The biggest intangible in this series will be how each team handles the hype and emotions of this heated rivalry. There will be a media circus throughout, and the fans on both sides promise to be raucous and merciless. This is where veteran leadership comes in, and both teams are strong in this department. The Bruins have two players who have won the Stanley Cup in Mark Recchi (two) and Shawn Thornton (one), while the Habs have four Stanley Cup winners in Scott Gomez (two) and Brian Gionta, Hal Gill and Brent Sopel with one apiece. That experience is invaluable. But there are other players who have playoff experience and great leadership skills, such as Bruins forward Patrice Bergeron and captain Zdeno Chara, and Habs forward Mike Cammalleri, who wears an A for his leadership skills. Based on the six games between these two teams this season, the Habs seem to do a better job of utilizing their leadership to control emotions, and that will be a key element of the series.
Notable individual stats
Bruins vs. Canadiens this season:
Milan Lucic: 6 GP; 4G-5A-9P; 18 PIM; 13 Hits
Nathan Horton: 5 GP; 3G-4A-7P; 13 SOG
Zdeno Chara: 6 GP; 1G-4A-5P; 29 PIM; 13 Hits; 21 SOG
Tim Thomas: 4 GP; 2-1-1; 3.22 GAA ; .907 save pct.; 1 SO
Canadiens vs. Bruins this season:
Brian Gionta: 6 GP; 5G-1A-6P; 2 PP goals
Max Pacioretty: 4 GP; 4G-2A-6P; injured
P.K. Subban: 6 GP; 2G-2A-4P; 14 PIM; 2 PP goals
Carey Price: 6 GP; 4-2-0; 3.46 GAA; .900 save pct.
Recent playoff history
The Habs are 3-1 in their past four playoff series against the Bruins, winning in 2002 (in six games), 2004 (in seven games) and 2008 (in seven games), while the Bruins swept the Canadiens in 2009.

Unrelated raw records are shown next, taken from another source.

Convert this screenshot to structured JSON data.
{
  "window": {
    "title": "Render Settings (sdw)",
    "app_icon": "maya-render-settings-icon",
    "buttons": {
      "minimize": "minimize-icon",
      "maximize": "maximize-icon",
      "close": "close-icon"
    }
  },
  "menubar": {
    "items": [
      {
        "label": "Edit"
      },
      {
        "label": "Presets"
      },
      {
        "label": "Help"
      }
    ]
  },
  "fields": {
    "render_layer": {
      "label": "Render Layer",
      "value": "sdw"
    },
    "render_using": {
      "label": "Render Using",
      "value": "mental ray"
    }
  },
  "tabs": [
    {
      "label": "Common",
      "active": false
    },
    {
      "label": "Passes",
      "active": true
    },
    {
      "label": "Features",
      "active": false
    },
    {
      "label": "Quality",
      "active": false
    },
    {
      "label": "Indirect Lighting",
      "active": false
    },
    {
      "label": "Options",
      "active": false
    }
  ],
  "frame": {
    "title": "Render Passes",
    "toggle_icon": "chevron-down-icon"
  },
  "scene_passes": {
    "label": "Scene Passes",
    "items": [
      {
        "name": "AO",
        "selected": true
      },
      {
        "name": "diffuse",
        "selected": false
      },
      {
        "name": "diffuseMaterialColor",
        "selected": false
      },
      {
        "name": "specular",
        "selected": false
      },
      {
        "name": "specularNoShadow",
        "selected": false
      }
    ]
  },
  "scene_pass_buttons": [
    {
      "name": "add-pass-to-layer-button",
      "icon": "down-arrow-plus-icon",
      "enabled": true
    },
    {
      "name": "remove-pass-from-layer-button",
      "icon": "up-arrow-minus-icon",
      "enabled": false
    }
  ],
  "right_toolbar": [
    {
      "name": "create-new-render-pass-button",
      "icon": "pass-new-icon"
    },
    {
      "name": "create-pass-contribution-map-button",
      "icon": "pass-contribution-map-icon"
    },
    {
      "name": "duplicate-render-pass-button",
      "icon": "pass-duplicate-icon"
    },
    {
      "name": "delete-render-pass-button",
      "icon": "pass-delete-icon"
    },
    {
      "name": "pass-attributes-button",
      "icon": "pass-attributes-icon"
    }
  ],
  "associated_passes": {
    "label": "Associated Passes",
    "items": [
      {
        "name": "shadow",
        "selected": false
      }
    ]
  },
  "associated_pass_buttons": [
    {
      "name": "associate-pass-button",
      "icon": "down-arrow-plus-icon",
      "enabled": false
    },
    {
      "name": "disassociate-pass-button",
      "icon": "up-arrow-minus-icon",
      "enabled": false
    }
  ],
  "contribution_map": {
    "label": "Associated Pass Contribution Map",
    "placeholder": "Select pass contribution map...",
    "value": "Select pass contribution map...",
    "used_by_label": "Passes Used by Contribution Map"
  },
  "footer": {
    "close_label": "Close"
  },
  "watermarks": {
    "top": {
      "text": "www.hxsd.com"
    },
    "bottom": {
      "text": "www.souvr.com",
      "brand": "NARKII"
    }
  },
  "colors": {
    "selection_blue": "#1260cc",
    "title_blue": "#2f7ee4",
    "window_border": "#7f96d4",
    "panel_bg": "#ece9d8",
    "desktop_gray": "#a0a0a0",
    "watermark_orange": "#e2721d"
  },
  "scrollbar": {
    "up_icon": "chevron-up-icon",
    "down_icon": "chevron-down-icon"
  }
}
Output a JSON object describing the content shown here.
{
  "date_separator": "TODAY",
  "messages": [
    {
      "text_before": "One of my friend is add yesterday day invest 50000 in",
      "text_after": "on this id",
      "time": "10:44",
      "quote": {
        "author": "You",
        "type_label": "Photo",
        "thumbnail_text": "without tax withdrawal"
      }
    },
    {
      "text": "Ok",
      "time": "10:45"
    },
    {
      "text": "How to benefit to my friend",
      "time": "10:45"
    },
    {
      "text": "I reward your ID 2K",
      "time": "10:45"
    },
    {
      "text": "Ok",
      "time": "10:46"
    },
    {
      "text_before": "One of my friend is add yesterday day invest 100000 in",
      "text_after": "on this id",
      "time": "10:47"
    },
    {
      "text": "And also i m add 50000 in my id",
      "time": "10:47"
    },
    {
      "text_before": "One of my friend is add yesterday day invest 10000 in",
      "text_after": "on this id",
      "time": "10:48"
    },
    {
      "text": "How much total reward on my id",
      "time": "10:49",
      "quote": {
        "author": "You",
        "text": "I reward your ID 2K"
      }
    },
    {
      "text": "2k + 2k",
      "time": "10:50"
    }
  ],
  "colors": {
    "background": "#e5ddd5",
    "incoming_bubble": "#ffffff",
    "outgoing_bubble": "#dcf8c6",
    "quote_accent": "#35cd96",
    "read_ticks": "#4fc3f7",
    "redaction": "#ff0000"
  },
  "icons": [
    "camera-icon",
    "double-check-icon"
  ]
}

James Murphy covers the Bruins for ESPNBoston.com.
Breaking down the first-round Bruins-Canadiens playoffs matchup.